One-third of the patients included in this study had cardioembolic stroke. Among all patients with cardioembolism, 78.9% showed PVS on SWI. We believe that the size of detached thrombus is related to the presence of PVS. When a large embolus causes an intracranial or extracranial occlusion of a large vessel, it can lead to a wide range of cerebral ischemia. When a medium-sized artery in the cerebral cortex, such as the M3 segment of the middle cerebral artery, is suddenly blocked, a moderate range of cortex ischemia can occur. PVS may appear on SWI under both circumstances. However, when a small embolus is detached and embolized in an arteriole, PVS is not shown.

Our study has several limitations. First, it is difficult to detect all unmeasured confounding factors that could explain the appearance of PVS, which it is an inherent issue of observational studies. Two previous studies have shown that collateral circulation is associated with PVS. One study pointed out that good leptomeningeal collateralization correlates with less prominent cortical veins19. Another study found the opposite, suggesting that better collateral flow is associated with more extensive hypointense vessels20. The relationship between collateral circulation and PVS needs to be further confirmed. Second, PVS was obtained by observation and comparison rather than by objective measurement. Since it is a subjective parameter, there may be bias in the interpretation of images. Quantitative susceptibility mapping is a development of SWI that can visualize veins and quantify blood oxygen saturation by measuring susceptibility values23,24,25. This technique may accurately identify hypointense vessels and provide more quantitative information about cerebral ischemia.
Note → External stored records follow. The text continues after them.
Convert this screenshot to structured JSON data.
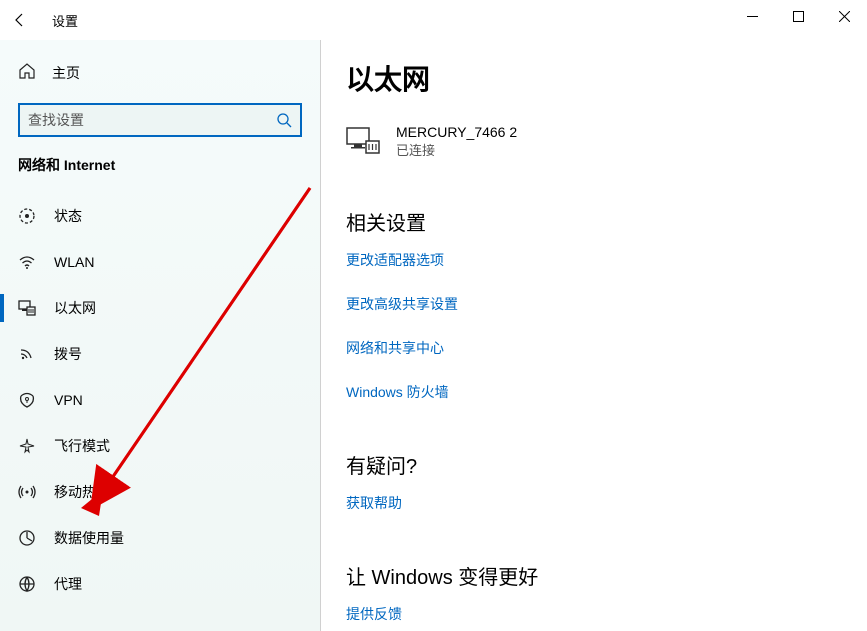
{
  "titlebar": {
    "title": "设置"
  },
  "sidebar": {
    "home_label": "主页",
    "search_placeholder": "查找设置",
    "category": "网络和 Internet",
    "items": [
      {
        "label": "状态",
        "icon": "status"
      },
      {
        "label": "WLAN",
        "icon": "wifi"
      },
      {
        "label": "以太网",
        "icon": "ethernet",
        "active": true
      },
      {
        "label": "拨号",
        "icon": "dialup"
      },
      {
        "label": "VPN",
        "icon": "vpn"
      },
      {
        "label": "飞行模式",
        "icon": "airplane"
      },
      {
        "label": "移动热点",
        "icon": "hotspot"
      },
      {
        "label": "数据使用量",
        "icon": "data"
      },
      {
        "label": "代理",
        "icon": "proxy"
      }
    ]
  },
  "content": {
    "title": "以太网",
    "network": {
      "name": "MERCURY_7466 2",
      "status": "已连接"
    },
    "related_title": "相关设置",
    "related_links": [
      "更改适配器选项",
      "更改高级共享设置",
      "网络和共享中心",
      "Windows 防火墙"
    ],
    "help_title": "有疑问?",
    "help_link": "获取帮助",
    "feedback_title": "让 Windows 变得更好",
    "feedback_link": "提供反馈"
  }
}
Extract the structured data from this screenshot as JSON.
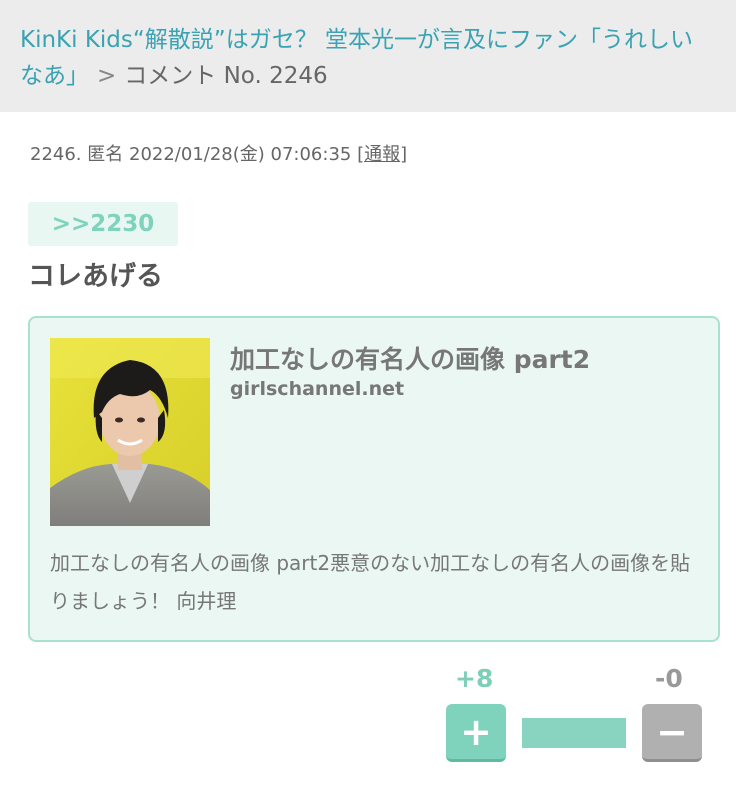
{
  "breadcrumb": {
    "parent_title": "KinKi Kids“解散説”はガセ？ 堂本光一が言及にファン「うれしいなあ」",
    "separator": ">",
    "current": "コメント No. 2246"
  },
  "comment": {
    "number": "2246.",
    "author": "匿名",
    "datetime": "2022/01/28(金) 07:06:35",
    "report_label": "通報",
    "reply_anchor": ">>2230",
    "text": "コレあげる"
  },
  "link_card": {
    "image_icon": "portrait-photo",
    "title": "加工なしの有名人の画像 part2",
    "domain": "girlschannel.net",
    "description": "加工なしの有名人の画像 part2悪意のない加工なしの有名人の画像を貼りましょう！ 向井理"
  },
  "votes": {
    "plus_count": "+8",
    "minus_count": "-0",
    "plus_symbol": "+",
    "minus_symbol": "−",
    "plus_ratio": 1.0,
    "plus_color": "#7fd3bd",
    "minus_color": "#b0b0b0"
  }
}
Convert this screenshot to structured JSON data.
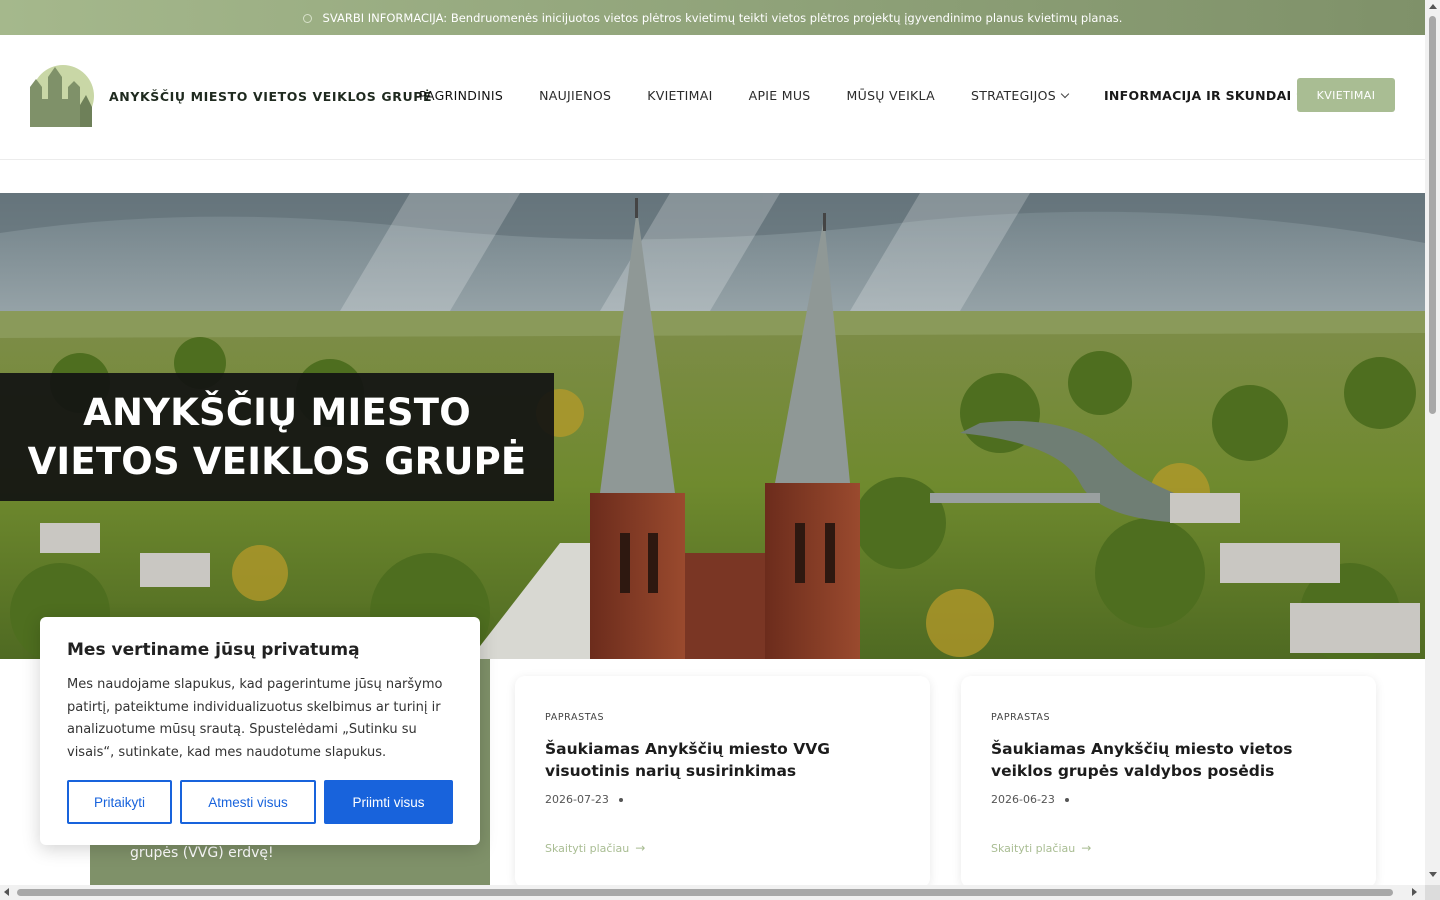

In conclusion, anterior circulation infarct, large vessel occlusion, and cardioembolism are independently associated with the presence of PVS. On SWI, PVS is almost always visible in patients with anterior circulation stroke due to large vessel occlusion.